A couple months ago, I started posting to my Instagram story every day. My Gen Z sons told me years ago that “posting to Insta more than once a day makes you look desperate.” I assume they meant for attention, and I get that. Later, they told me about comedian Bo Burnham’s stand up, and I discovered White Woman’s Instagram and I felt a little seen. I even wrote a blog post about it. Since then, I’ve been careful about how often and what I post, lest I seem like more of a cliché of an upper middle class white woman. I mean, I drive a Tesla, have an espresso machine I use daily, and have posted photos of a charcuterie board and a Nicoise salad. What can I say? I am a white woman with an Instagram account.
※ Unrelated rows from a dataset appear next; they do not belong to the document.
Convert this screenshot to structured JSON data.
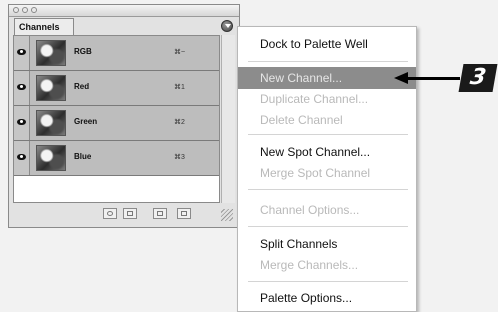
{
  "palette": {
    "tab_label": "Channels",
    "channels": [
      {
        "name": "RGB",
        "shortcut": "⌘~"
      },
      {
        "name": "Red",
        "shortcut": "⌘1"
      },
      {
        "name": "Green",
        "shortcut": "⌘2"
      },
      {
        "name": "Blue",
        "shortcut": "⌘3"
      }
    ],
    "bottom_buttons": [
      "load-selection-icon",
      "save-selection-icon",
      "new-channel-icon",
      "trash-icon"
    ]
  },
  "menu": {
    "items": [
      {
        "label": "Dock to Palette Well",
        "enabled": true
      },
      {
        "label": "New Channel...",
        "enabled": true,
        "highlighted": true
      },
      {
        "label": "Duplicate Channel...",
        "enabled": false
      },
      {
        "label": "Delete Channel",
        "enabled": false
      },
      {
        "label": "New Spot Channel...",
        "enabled": true
      },
      {
        "label": "Merge Spot Channel",
        "enabled": false
      },
      {
        "label": "Channel Options...",
        "enabled": false
      },
      {
        "label": "Split Channels",
        "enabled": true
      },
      {
        "label": "Merge Channels...",
        "enabled": false
      },
      {
        "label": "Palette Options...",
        "enabled": true
      }
    ]
  },
  "callout": {
    "step": "3"
  }
}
As a way to still engage on Instagram without posting photos of latte art and golden retrievers wearing flower crowns, I started posting memes to my story every day. I’ve been doing this for a couple months now. I’ve been collecting memes on my iPhone for years. Some are funny. Some are inspiring. Some are political. Some are observations about our culture. Many are laced with swear words. They all reflect me in some way, either because I agree with what is said, I reflect what is said, I have said what is said, or I just have that twisted of a sense of humor. This was today’s post:
I’ve had a couple friends today tell me that they don’t necessarily agree with this sentiment. If you take it literally, I suppose this could be not a great statement. I mean, if you’re being mugged, perhaps you are in the wrong place and there is no right way to look at it. But I didn’t take it down that road. I get something different from this saying.
Too often in life we wind up in a situation not of our choosing. Something we worked for or wanted is no longer available. When we’re in that place, it’s easy to be negative about it, to feel sorry for ourselves. We might become angry and frustrated. We might give up. These are all choices. We could just as easily decide, “Well, this is something. Wonder where this will take me?” And then be patient with life and see what new things arise from the ashes of what we feel we’ve lost. Or we could say to ourselves, “Nope. This is unacceptable.” Then we can work to transition ourselves back onto, or at least closer to, the path we wanted to take.
I’ve been guilty many times of giving into the negativity. I’ve blamed others for my situation. I’ve blamed myself, telling myself I was not worthy of what I missed out on. This is ridiculous. All I needed at the time was a change in attitude. Looking back, there were many times when I did not get what I wanted or thought I wanted. In all of those instances, as I reflect back, I can see now the beauty in being denied what I was so eager to have. A lot of the things I missed out on led me to a situation more appropriate for me in some way, more in line with who I am and not who I thought I wanted to be. My life story is a tale of many disappointments I am grateful for. I just didn’t look for and couldn’t see the beauty of the plot twists at the time.
I’m still working to cultivate a patient approach to life, one that allows me the time and space to be curious rather than judgmental. I’m not sure I will ever be thrilled when the record starts skipping and I have to pick up the needle and move it to the next groove, but if you’d asked me at 24 if at 54 I would have the life I have now, I can tell you I couldn’t have imagined it. Like Maya Angelou, though, I “wouldn’t take nothing for my journey now.” It may have taken me a little longer to gain consciousness from the stupor of my past than I would have liked, but I am here now. Who knows if I would have made it to this place without all the side roads I had to travel to arrive here?
I get it. This expresses to me a philosophical way of looking at life and reality, disengaging the monkey brain, then engaging rational thought. The Stoics took this on as a daily challenge. And, it is really difficult (sometimes) to pull back far enough from a situation/interaction/reaction to see what else it might mean.
Best of all, it doesn’t mean you have to accept it, or like it; just don’t become consumed by it.
From the Daily Stoic:
This isn’t to say that a Stoic has no opinions–that’s not only impossible but also far too disengaged for an active participant in the world. It’s that the Stoic ignores what doesn’t matter, what is largely outside their control, so they can focus solely on what does matter, where they can have impact, what their unique talents and resources suit them for.
I think the Stoics had it right, then. Thanks for sharing this with me.